Senate Agriculture Committee chairman Pat Roberts (R., Kan.) and ranking member Sen. Debbie Stabenow (D., Mich.) announced that the committee will hold a hearing on Nov. 28 to consider the nominations of Dr. Mindy Brashears, Naomi Earp and Scott Hutchins within the U.S. Department of Agriculture.
The nominations are for Brashears, of Texas, to be undersecretary of agriculture for food safety; Naomi C. Earp, of Maryland, to be an assistant secretary of agriculture for civil rights and Scott Hutchins, of Indiana, to be undersecretary of agriculture for research, education and economics.
Specifically, the nomination of Hutchins has raised concern recently. More than 200 organizations representing farming, food safety and environmental groups urged senators to reject the chief scientist nomination. (Read the full letter here.)
Hutchins spent more than 30 years of his career working at Dow AgroSciences with a focus on pesticides. In announcing the nomination four months ago, Agriculture Secretary Sonny Perdue said, “His extensive background in research and commitment to sound science and data make him exceptionally qualified for this post, and I am eager to have Dr. Hutchins join the team.”
Hutchins would be the third member of Dow AgroSciences’ pesticide and seed division to hold a high-level position in the Trump Administration’s USDA, those opposed to the nomination said. The groups noted that his strong ties to corporate agribusiness and pesticide companies present serious conflicts of interest that will undoubtedly affect his ability to serve as chief scientist for USDA.

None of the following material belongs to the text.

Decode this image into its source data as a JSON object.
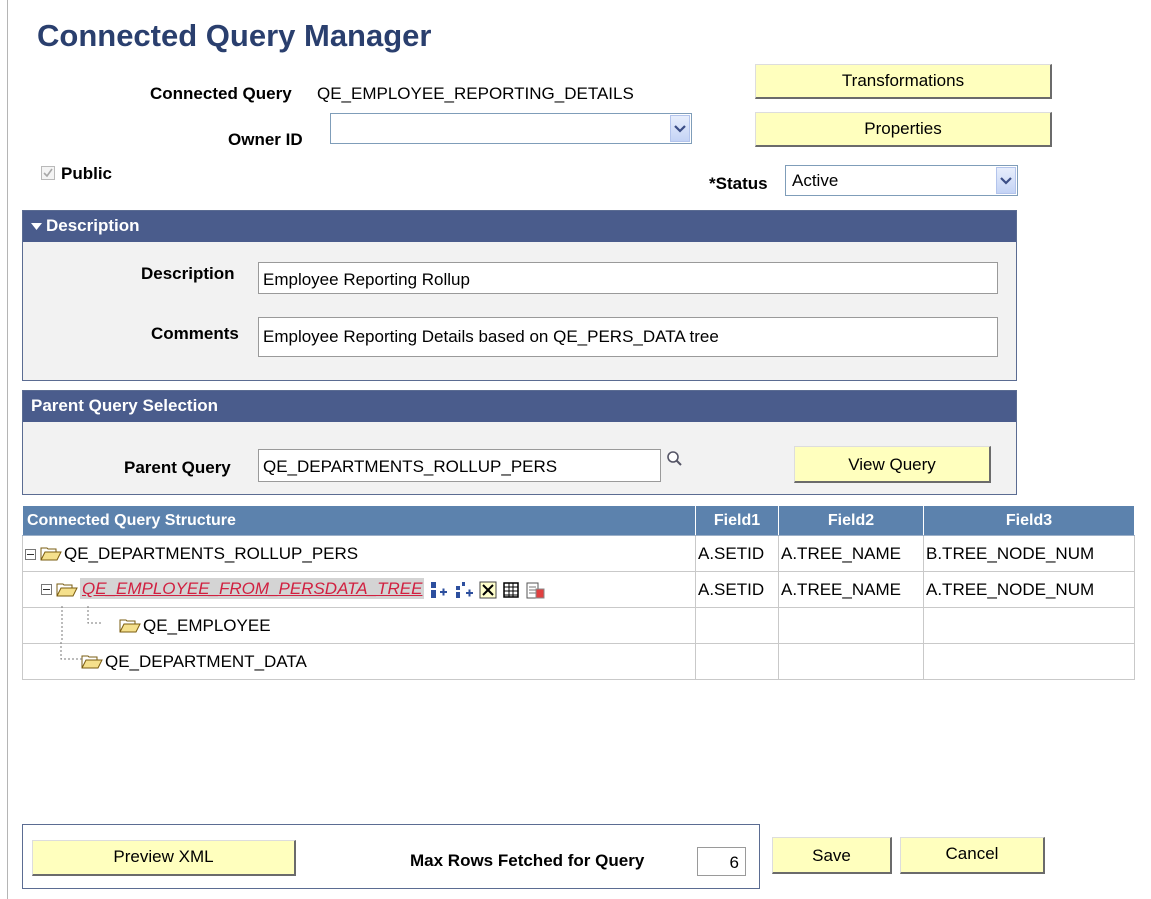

If confirmed, Hutchins would set the agenda for the agency’s $2.9 billion research budget earmarked to advance scientific knowledge related to agriculture through research, extension and education. He would be tasked with leading and overseeing the Agricultural Research Service, National Institute of Food & Agriculture, National Agricultural Library and National Agricultural Statistics Service.
"In nominating Scott Hutchins to the position of chief scientist at USDA, the Trump Administration has, again, proven that they are more interested in promoting the agenda and profit of industrial agribusiness over scientific integrity, the protection of public health and the well-being of farmers, farm workers and rural communities,” said Jim Goodman, board president and organic dairy and beef farmer, National Family Farm Coalition.
Earp was nominated in February, and Brashears was nominated in May.
Brashears is a professor of food safety and public health and the director of the International Center for Food Industry Excellence at Texas Tech University. Her research program focuses on improving food safety standards to make an impact on public health. Her work evaluates interventions in pre- and post-harvest environments and on the emergence of antimicrobial drug resistance in animal feeding systems. These efforts have resulted in the commercialization of a pre-harvest feed additive that can reduce Escherichia coli and salmonella in cattle.